They can only be handled by experienced shamans, for both insertion and removal. Additionally, patients are not allowed to speak of the charms they have in their bodies or else the magic will be lost.
The charms are often inserted around the facial area to maintain health and beauty, or around other body parts for pain relief or health. Patients will not be able to feel it or see it, but simply believe that it works.
Are charm needles even real?
Now, if you tell me that someone is inserting invisible needles into bodies that can’t be seen or felt or even spoken about, it sounds like a lot like a scam ala The Emporer’s New Clothes.
However, they seem to be relentlessly real– because they show up in x-ray scans, constantly.
In fact, the topic of susuk has shown up in medical journals multiple times because it becomes a problem for doctors. Since they cannot remove the needles (once again– it’s invisible, and likely moves around a lot in soft tissue), further medical intervention may be risky in those areas.
Susuk is well-recognized in dental radiology
The most common place to find susuk needles is in the facial and jaw area, which is why it’s most commonly known in dental radiology.
Even upon questioning, patients may not disclose the susuk needles, not only because doing so removes the effectiveness of the charm, but also because the patient may not be aware of its existence in their body.
The insertion of these needles can be done in young children, so they may grow up without knowing of it until an x-ray is done.
Is it harmful?
These medical journals often conclude that because the susuk needles are small and made of metal (gold) that is biocompatible, it is unlikely to cause adverse harm or lead to complications.
Still, it would require the diagnosing practitioner to recognize susuk needles in the first place, as they can be misdiagnosed at foreign bodies from trauma, broken acupuncture needles, shrapnel, or even root fillings.
However, foreign bodies can always pose a potential risk, either as damage to vital organs or penetration of neurovascular structures.
While there’s physical evidence that susuk needles exist and stay in patient’s bodies, whether or not they truly are ‘charmed’ and provides any benefits to the wearer still remains to be seen.
Or, I suppose, you can make sure the bomoh you’re seeing has five-star reviews from their customers.

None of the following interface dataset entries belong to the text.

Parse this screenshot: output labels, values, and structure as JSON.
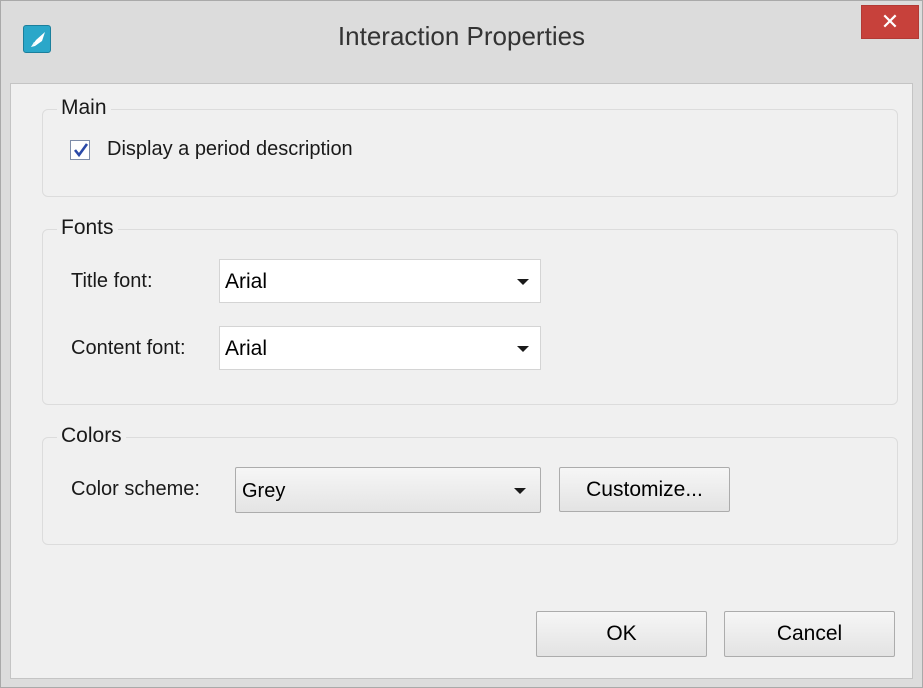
{
  "window": {
    "title": "Interaction Properties",
    "close_label": "✕"
  },
  "main_group": {
    "label": "Main",
    "display_period_description": {
      "label": "Display a period description",
      "checked": true
    }
  },
  "fonts_group": {
    "label": "Fonts",
    "title_font": {
      "label": "Title font:",
      "value": "Arial"
    },
    "content_font": {
      "label": "Content font:",
      "value": "Arial"
    }
  },
  "colors_group": {
    "label": "Colors",
    "color_scheme": {
      "label": "Color scheme:",
      "value": "Grey"
    },
    "customize_label": "Customize..."
  },
  "footer": {
    "ok_label": "OK",
    "cancel_label": "Cancel"
  },
  "colors": {
    "close_button": "#c7413b",
    "app_icon": "#2aa7c9",
    "dialog_background": "#f0f0f0"
  }
}
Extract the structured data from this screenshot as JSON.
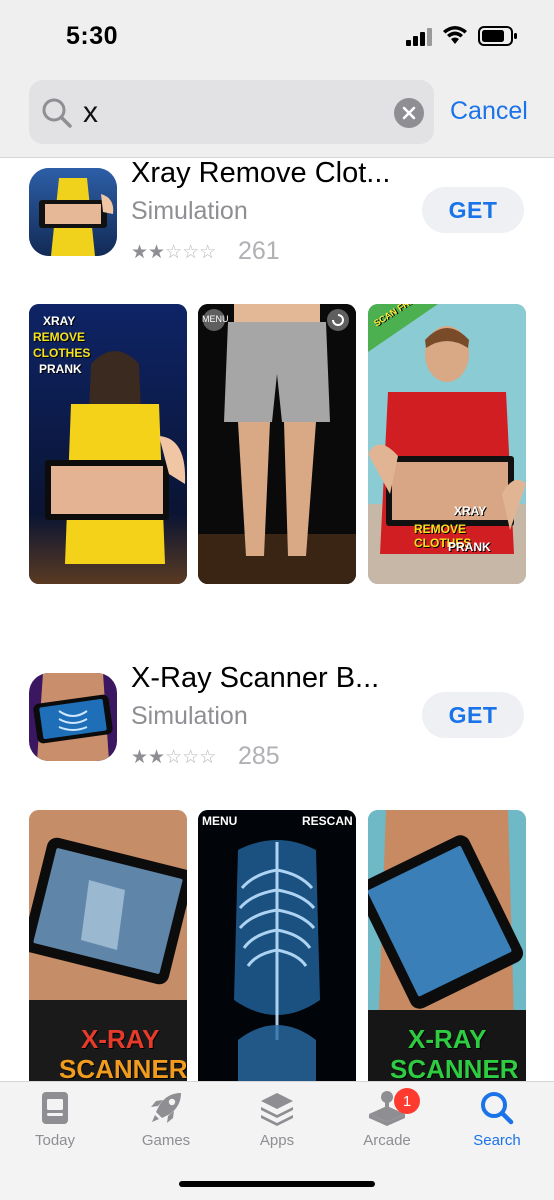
{
  "status": {
    "time": "5:30"
  },
  "search": {
    "query": "x",
    "cancel_label": "Cancel"
  },
  "results": [
    {
      "title": "Xray Remove Clot...",
      "category": "Simulation",
      "stars_filled": 2,
      "stars_total": 5,
      "rating_count": "261",
      "get_label": "GET",
      "screenshots": [
        {
          "labels": [
            "XRAY",
            "REMOVE",
            "CLOTHES",
            "PRANK"
          ]
        },
        {
          "labels": [
            "MENU"
          ]
        },
        {
          "labels": [
            "SCAN FRIEND!",
            "XRAY",
            "REMOVE CLOTHES",
            "PRANK"
          ]
        }
      ]
    },
    {
      "title": "X-Ray Scanner B...",
      "category": "Simulation",
      "stars_filled": 2,
      "stars_total": 5,
      "rating_count": "285",
      "get_label": "GET",
      "screenshots": [
        {
          "labels": [
            "X-RAY",
            "SCANNER"
          ]
        },
        {
          "labels": [
            "MENU",
            "RESCAN"
          ]
        },
        {
          "labels": [
            "X-RAY",
            "SCANNER"
          ]
        }
      ]
    }
  ],
  "tabs": [
    {
      "label": "Today",
      "icon": "today-icon",
      "active": false
    },
    {
      "label": "Games",
      "icon": "rocket-icon",
      "active": false
    },
    {
      "label": "Apps",
      "icon": "apps-stack-icon",
      "active": false
    },
    {
      "label": "Arcade",
      "icon": "joystick-icon",
      "active": false,
      "badge": "1"
    },
    {
      "label": "Search",
      "icon": "search-icon",
      "active": true
    }
  ],
  "colors": {
    "accent": "#1a73e8",
    "badge": "#ff3b30"
  }
}
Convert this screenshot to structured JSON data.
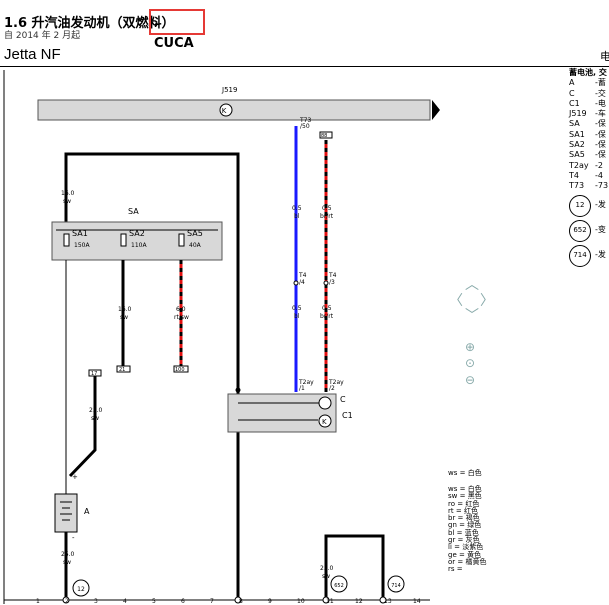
{
  "header": {
    "title": "1.6 升汽油发动机（双燃料）",
    "code": ", CUCA",
    "subtitle": "自 2014 年 2 月起",
    "model": "Jetta NF",
    "right_edge": "电"
  },
  "diagram": {
    "top_bar_label": "J519",
    "wire_t73": "T73\n/50",
    "wire_88": "88",
    "wire_gauge_blue": "0.5",
    "wire_color_blue": "bl",
    "wire_gauge_red": "0.5",
    "wire_color_red": "br/rt",
    "t4_a": "T4\n/4",
    "t4_b": "T4\n/3",
    "t2ay_a": "T2ay\n/1",
    "t2ay_b": "T2ay\n/2",
    "sa_label": "SA",
    "sa1": "SA1",
    "sa1_val": "150A",
    "sa2": "SA2",
    "sa2_val": "110A",
    "sa5": "SA5",
    "sa5_val": "40A",
    "left_top_gauge": "16.0",
    "left_top_color": "sw",
    "mid_gauge": "16.0",
    "mid_color": "sw",
    "red_gauge": "6.0",
    "red_color": "rt/sw",
    "box_21": "21",
    "box_100": "100",
    "box_17": "17",
    "battery_wire_gauge": "25.0",
    "battery_wire_color": "sw",
    "battery_label": "A",
    "bottom_gauge": "25.0",
    "bottom_color": "sw",
    "c_label": "C",
    "c1_label": "C1",
    "bot_right_gauge": "25.0",
    "bot_right_color": "sw",
    "circle_12": "12",
    "circle_652": "652",
    "circle_714": "714",
    "plus": "+",
    "minus": "-",
    "ground_numbers": [
      "1",
      "2",
      "3",
      "4",
      "5",
      "6",
      "7",
      "8",
      "9",
      "10",
      "11",
      "12",
      "13",
      "14"
    ]
  },
  "legend": {
    "title": "蓄电池, 交",
    "items": [
      {
        "k": "A",
        "v": "-蓄"
      },
      {
        "k": "C",
        "v": "-交"
      },
      {
        "k": "C1",
        "v": "-电"
      },
      {
        "k": "J519",
        "v": "-车"
      },
      {
        "k": "SA",
        "v": "-保"
      },
      {
        "k": "SA1",
        "v": "-保"
      },
      {
        "k": "SA2",
        "v": "-保"
      },
      {
        "k": "SA5",
        "v": "-保"
      },
      {
        "k": "T2ay",
        "v": "-2"
      },
      {
        "k": "T4",
        "v": "-4"
      },
      {
        "k": "T73",
        "v": "-73"
      }
    ],
    "circles": [
      {
        "n": "12",
        "v": "-发"
      },
      {
        "n": "652",
        "v": "-变"
      },
      {
        "n": "714",
        "v": "-发"
      }
    ]
  },
  "color_key": {
    "single": "ws = 白色",
    "list": [
      "ws = 白色",
      "sw = 黑色",
      "ro = 红色",
      "rt = 红色",
      "br = 褐色",
      "gn = 绿色",
      "bl = 蓝色",
      "gr = 灰色",
      "li = 淡紫色",
      "ge = 黄色",
      "or = 橘黄色",
      "rs = "
    ]
  },
  "colors": {
    "wire_blue": "#1a1aff",
    "wire_red": "#e01010",
    "component_fill": "#d8d8d8",
    "highlight": "#e53935"
  }
}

Anne is an advocate of sustainable living and the circular economy, and has managed to mum-nag the team into using reusable containers to tapau food. She is also a proud parent of 4 cats and 1 rabbit.